Ann Arbor city council meeting (Feb. 22, 2011): In a meeting that wrapped up in less than two hours, the council handled several agenda items, including: an affordable housing site plan from Avalon Housing at 1500 Pauline; authorization of increased golf fees; reappointment of the golf task force; an appointment to the environmental commission; and the purchase of new police cars.
Before the Feb. 22 council meeting, Sandi Smith (Ward 1) chatted with Dennis Hayes about the medical marijuana licensing ordinance. The council delayed taking action on the ordinance. (Photos by the writer.)
However the council chose to delay some of its business due to the absences of four members – Carsten Hohnke (Ward 5), Marcia Higgins (Ward 4), Christopher Taylor (Ward 3) and Stephen Rapundalo (Ward 2). By way of explanation for the four absences, mayor John Hieftje offered the fact that it’s vacation week for the Ann Arbor Public Schools.
The delayed business included a set of proposed licensing rules for medical marijuana businesses.
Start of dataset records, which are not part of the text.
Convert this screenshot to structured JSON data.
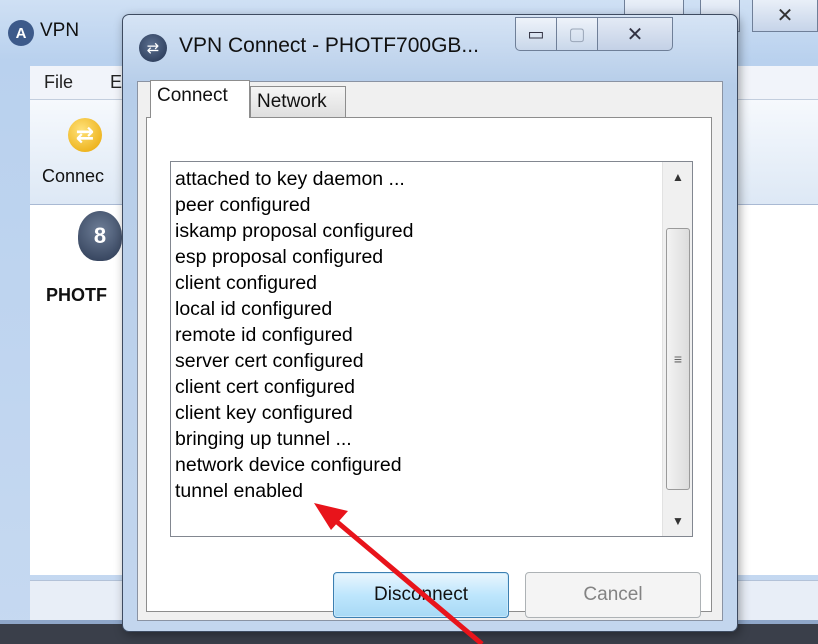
{
  "main_window": {
    "icon_glyph": "A",
    "title": "VPN",
    "menu": [
      "File",
      "E"
    ],
    "toolbar_label": "Connec",
    "site_label": "PHOTF",
    "close_glyph": "✕"
  },
  "dialog": {
    "title": "VPN Connect - PHOTF700GB...",
    "controls": {
      "minimize": "▭",
      "maximize": "▢",
      "close": "✕"
    },
    "tabs": [
      {
        "label": "Connect",
        "active": true
      },
      {
        "label": "Network",
        "active": false
      }
    ],
    "log_lines": [
      "attached to key daemon ...",
      "peer configured",
      "iskamp proposal configured",
      "esp proposal configured",
      "client configured",
      "local id configured",
      "remote id configured",
      "server cert configured",
      "client cert configured",
      "client key configured",
      "bringing up tunnel ...",
      "network device configured",
      "tunnel enabled"
    ],
    "scrollbar": {
      "up": "▲",
      "down": "▼",
      "grip": "≡"
    },
    "buttons": {
      "disconnect": "Disconnect",
      "cancel": "Cancel"
    }
  },
  "colors": {
    "annotation_arrow": "#e8141b",
    "default_button_border": "#3c7fb1"
  },
  "icons": {
    "main_app": "vpn-lock-icon",
    "toolbar_connect": "connect-icon",
    "site": "lock-icon",
    "dialog": "vpn-connect-icon"
  }
}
The council heard from advocates of medical marijuana during public commentary at the start of the meeting, but when they reached the item on their agenda, the seven councilmembers who attended the meeting decided to postpone their vote on the issue without deliberating on or amending the licensing proposal. It marks the fifth time the council has decided not to take an initial vote on the licensing, dating back to Dec. 6, 2010. The council must take two votes on any new ordinance.
Also delayed were two easements – one for pedestrian access and one for public utilities – from Glacier Hills Inc., a retirement community. Under the city charter, eight votes are required for approval of such easements. Rather than have the easements fail on a 7-0 vote, the council chose instead to postpone action.
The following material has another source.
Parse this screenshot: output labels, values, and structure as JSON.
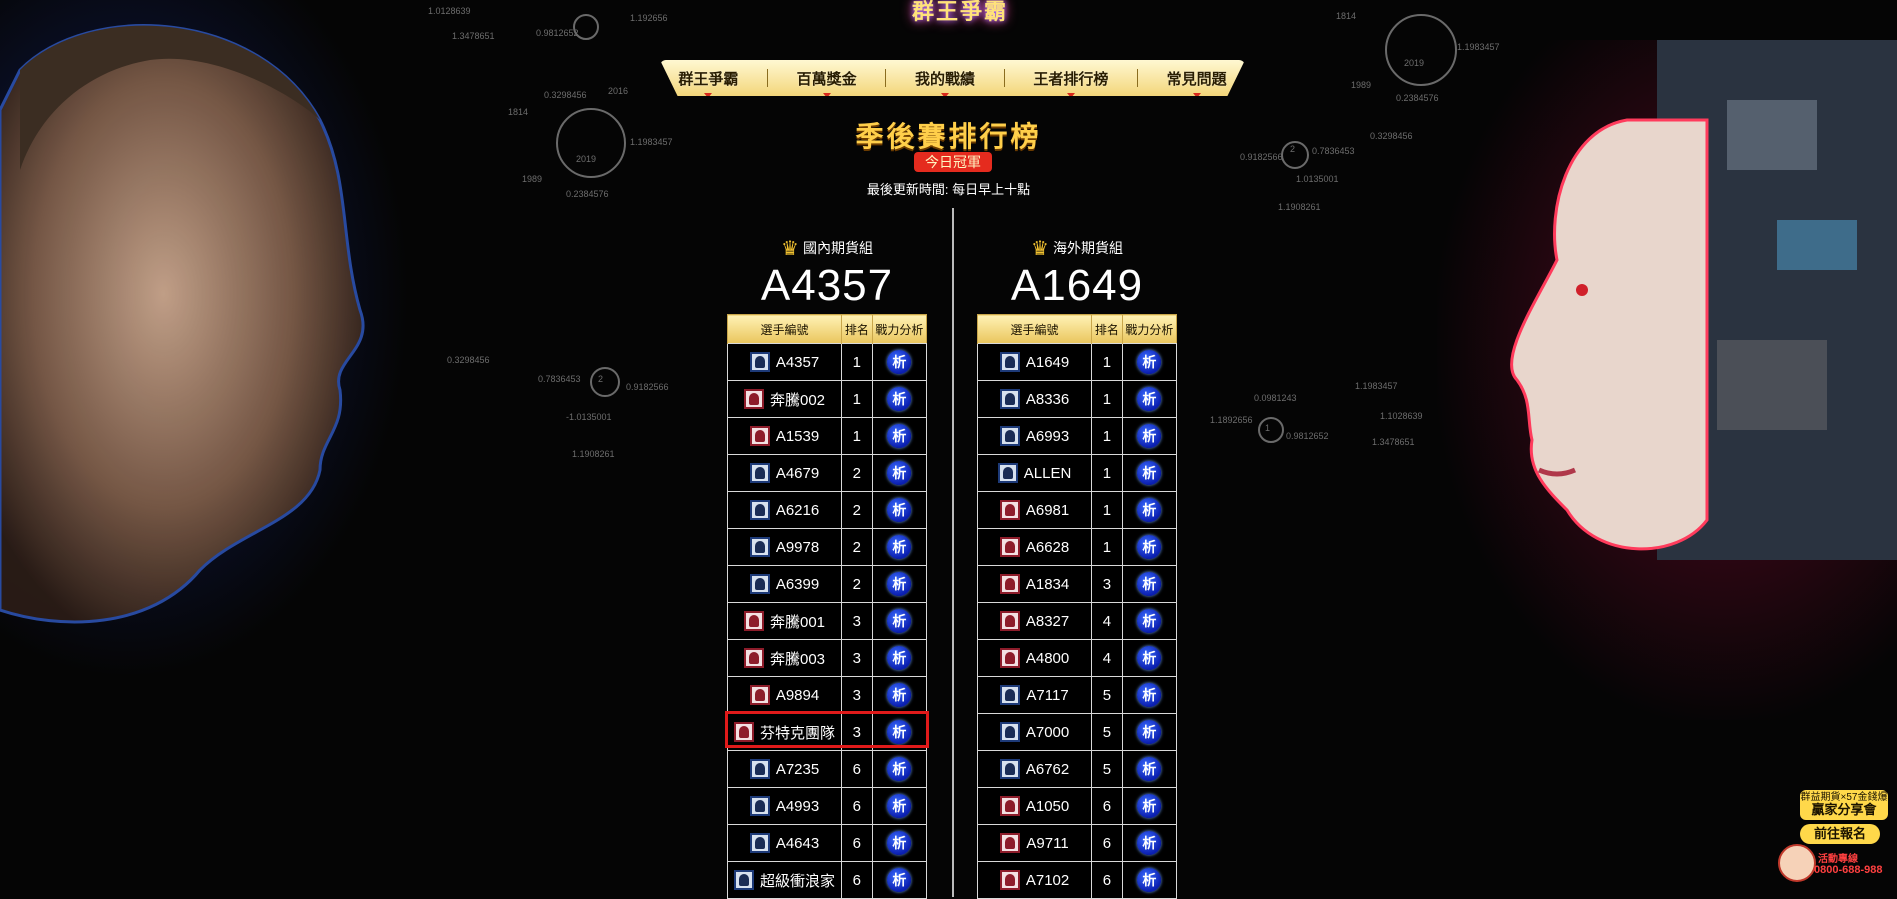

During his communications, city administrator Roger Fraser gave the council a broad-strokes overview of potential impacts that Gov. Rick Snyder’s proposed state budget could have on the city of Ann Arbor. In a roughly $80 million general fund city budget, the $2.4 million projected shortfall – on which current reduction targets are based – could increase by $0.5 million (to $2.9 million) or by $1.7 million (to $4.1 million), depending on how state revenue sharing and state fire protection grants are handled in the state budget. The state’s fiscal year begins on Oct. 1, but the city of Ann Arbor must finalize its own budget in May, for a fiscal year starting July 1.
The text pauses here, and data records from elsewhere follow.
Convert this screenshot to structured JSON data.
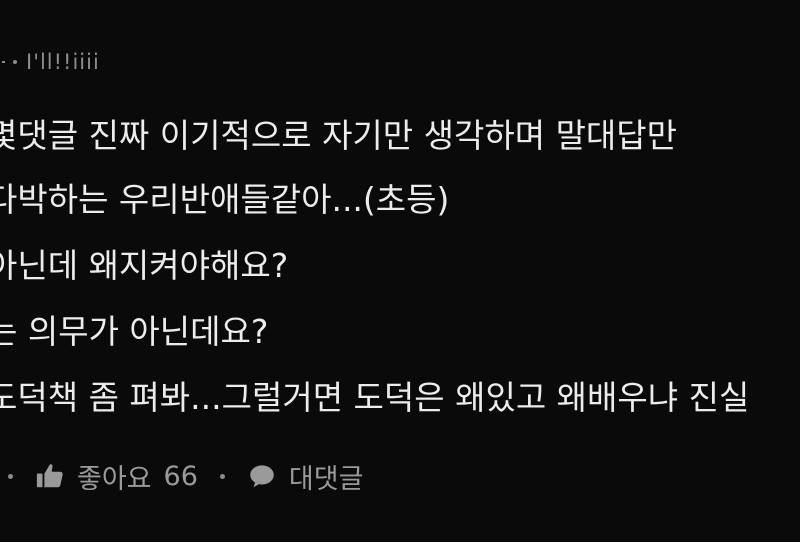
{
  "comment": {
    "author": "I'll!!iiii",
    "lines": [
      "몇댓글 진짜 이기적으로 자기만 생각하며 말대답만",
      "다박하는 우리반애들같아...(초등)",
      "아닌데 왜지켜야해요?",
      "는 의무가 아닌데요?",
      "도덕책 좀 펴봐...그럴거면 도덕은 왜있고 왜배우냐 진실"
    ],
    "actions": {
      "like_icon": "thumbs-up-icon",
      "like_label": "좋아요",
      "like_count": "66",
      "reply_icon": "speech-bubble-icon",
      "reply_label": "대댓글"
    }
  }
}
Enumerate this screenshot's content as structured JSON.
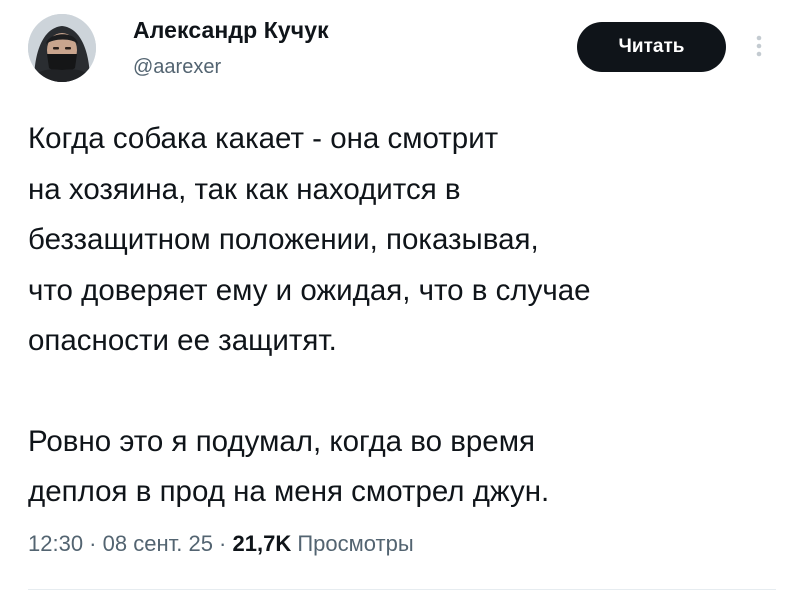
{
  "author": {
    "name": "Александр Кучук",
    "handle": "@aarexer"
  },
  "actions": {
    "follow_label": "Читать",
    "more_icon": "vertical-dots-icon"
  },
  "tweet": {
    "paragraph_1": "Когда собака какает - она смотрит\nна хозяина, так как находится в\nбеззащитном положении, показывая,\nчто доверяет ему и ожидая, что в случае\nопасности ее защитят.",
    "paragraph_2": "Ровно это я подумал, когда во время\nдеплоя в прод на меня смотрел джун."
  },
  "meta": {
    "time": "12:30",
    "separator": " · ",
    "date": "08 сент. 25",
    "views_count": "21,7K",
    "views_label": "Просмотры"
  },
  "colors": {
    "text": "#0f1419",
    "secondary_text": "#536471",
    "button_bg": "#0f1419",
    "button_text": "#ffffff",
    "divider": "#e6ecf0"
  }
}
During public commentary, the council heard a suggestion that Ann Arbor follow the example of Ypsilanti and add parking lots to its snow-clearing ordinance. And during its communications time, the council scrutinized the city’s snow removal performance in connection with a recent storm. Snow began falling the previous Sunday afternoon, accumulating to at least six inches – and more, in many areas – by early Monday morning, when the snow stopped. Highlights from city administrator Roger Fraser’s report on the snow removal effort included the fact that two of the city’s 14 large plowing vehicles were down for maintenance and the fact that forecasted amounts of snow were much lower than what actually fell.
During public commentary, the city also heard from Douglas Smith regarding a Freedom of Information Act appeal that involved redaction of police reports. Over the last several months, Smith has addressed the University of Michigan regents and the Washtenaw County board of commissioners on a range of specific cases that all relate to the general issue of civilian oversight of police power. [Full Story]